I think what we did in Brooklyn of having multiple shows is probably going to be the model. People are a little older and people have kids. I don’t think we’ll get in a van and drive around to every city in the country. I think we’ll just go to a city and put three shows on sale and try to make those very special. Just try to have a cool place to do them and have people meet us halfway a little bit. Not always going all the way to them, but making it worth their while.
Weld: Finally, what was it like being the band leader for a week on Late Night with Seth Meyers?
Finn: That was amazing. It was fun for me because it’s been a while since I’ve had a place to go to work every day. It was also Christmas in Rockefeller Center, which is a cool time to go work up there. It’s a really creative thing where you go in, compose all of the music in the morning, rehearse it in the afternoon, and then you do the show.

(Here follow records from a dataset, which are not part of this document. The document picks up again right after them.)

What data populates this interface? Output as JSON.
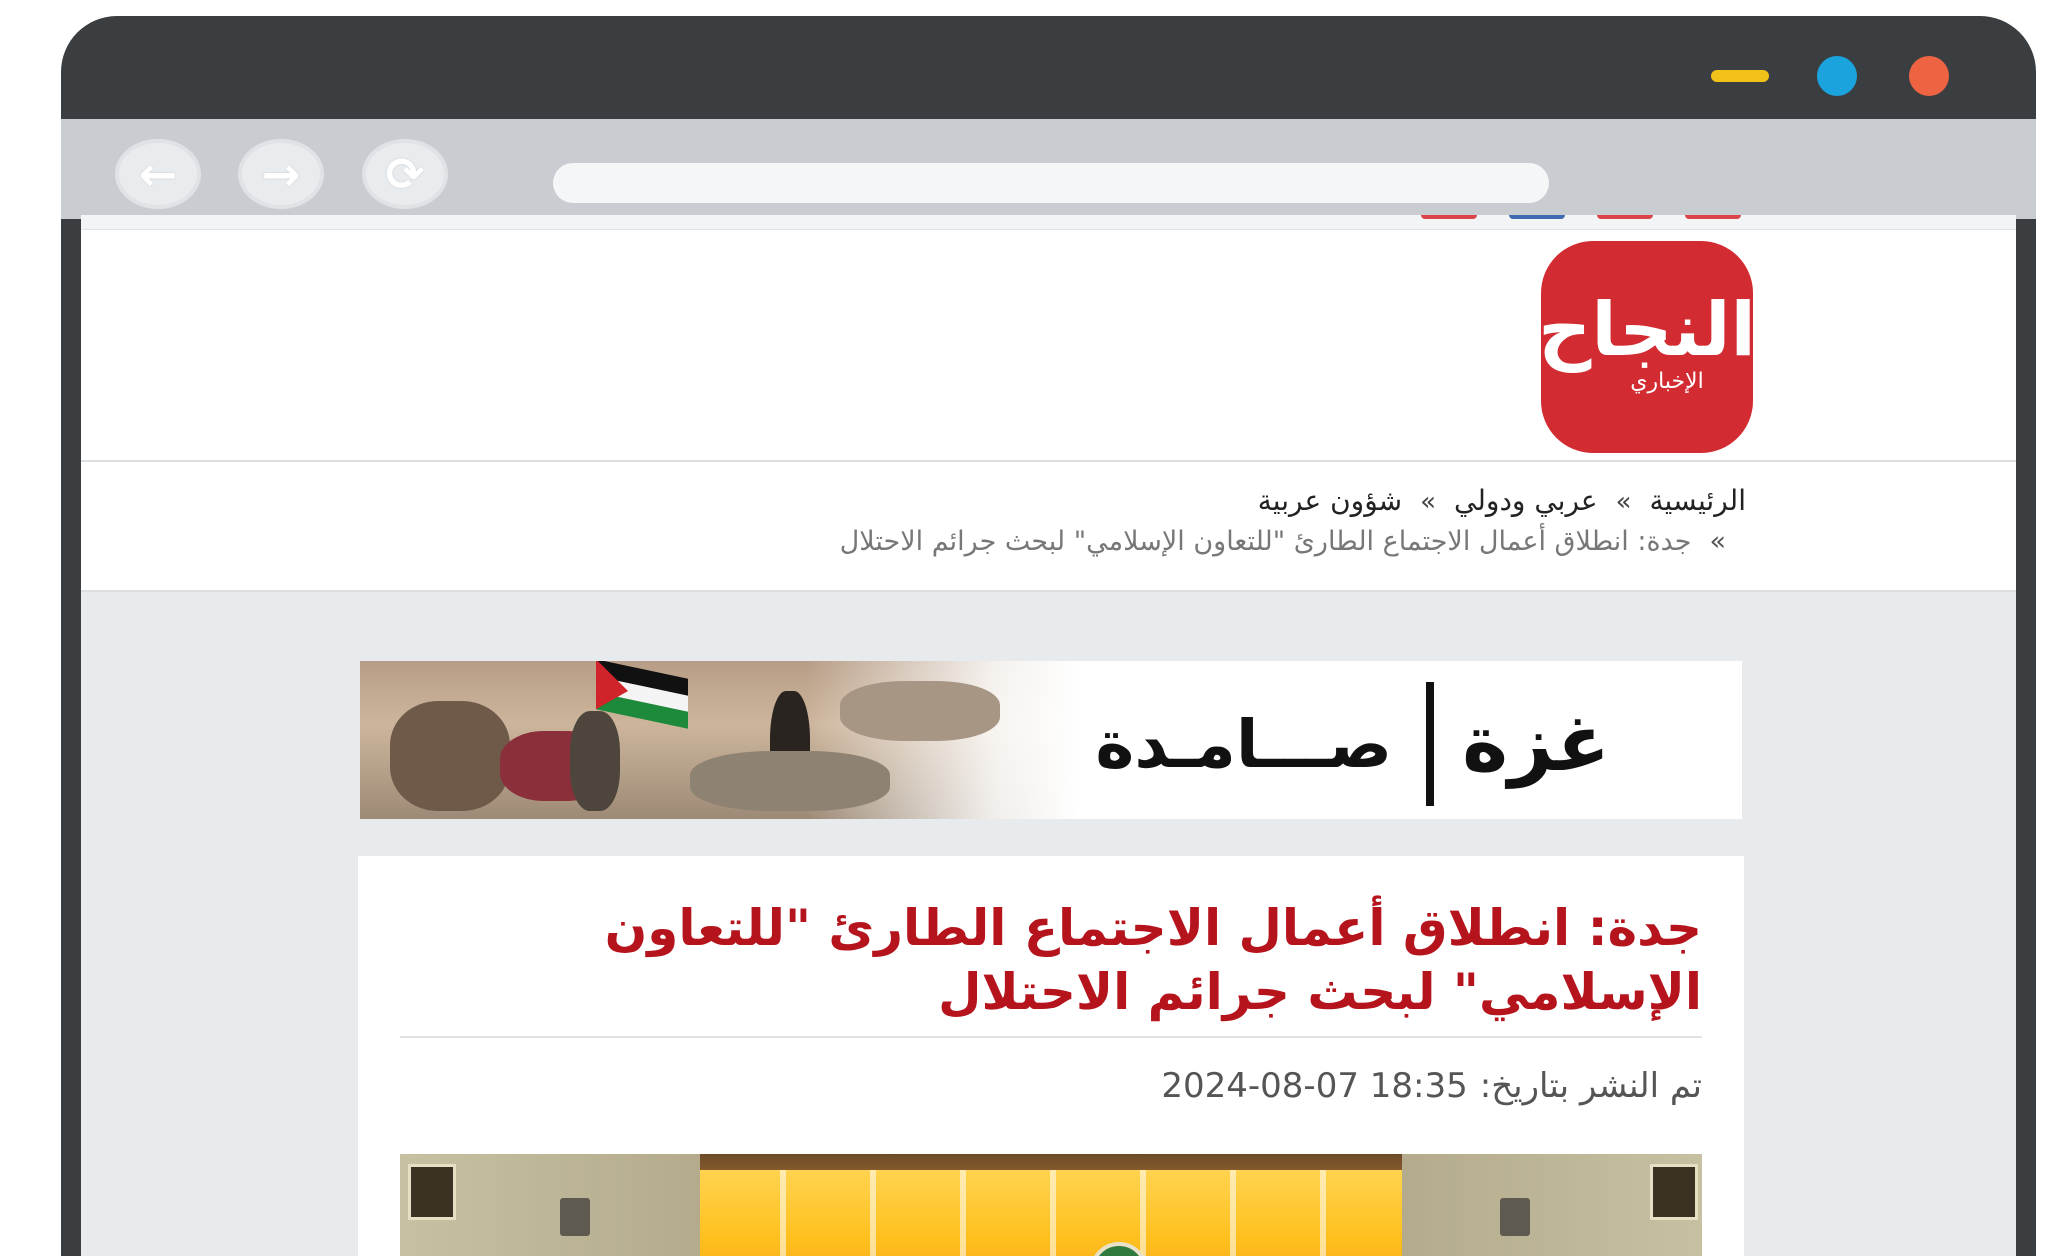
{
  "window": {
    "controls": [
      {
        "name": "minimize",
        "color": "#f2c21b"
      },
      {
        "name": "maximize",
        "color": "#1aa3dd"
      },
      {
        "name": "close",
        "color": "#ee6442"
      }
    ]
  },
  "toolbar": {
    "back_icon": "←",
    "forward_icon": "→",
    "reload_icon": "⟳",
    "address_value": ""
  },
  "site": {
    "logo_main": "النجاح",
    "logo_sub": "الإخباري",
    "brand_color": "#d32b32"
  },
  "breadcrumb": {
    "items": [
      "الرئيسية",
      "عربي ودولي",
      "شؤون عربية"
    ],
    "separator": "»",
    "current": "جدة: انطلاق أعمال الاجتماع الطارئ \"للتعاون الإسلامي\" لبحث جرائم الاحتلال"
  },
  "banner": {
    "word1": "غزة",
    "word2": "صـــامـدة"
  },
  "article": {
    "title": "جدة: انطلاق أعمال الاجتماع الطارئ \"للتعاون الإسلامي\" لبحث جرائم الاحتلال",
    "date_label": "تم النشر بتاريخ:",
    "date_value": "2024-08-07 18:35",
    "title_color": "#b5141c"
  }
}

Then after the show, everyone goes home, and then you do it all again in the morning. It’s a great energy of building up to something every day. A lot of those guys in the band are my friends from before. It was a really spectacular week. Definitely one of the best weeks of the year.
Craig Finn and his band The Uptown Controllers will be at Saturn on Saturday, March 4 with Japandroids. Tickets for the 18-and-up show are $22 and can be purchased atsaturnbirmingham.com. Craig Finn will also be at Seasick Records from 2 p.m. to 3 p.m. for an in-store performance and record signing.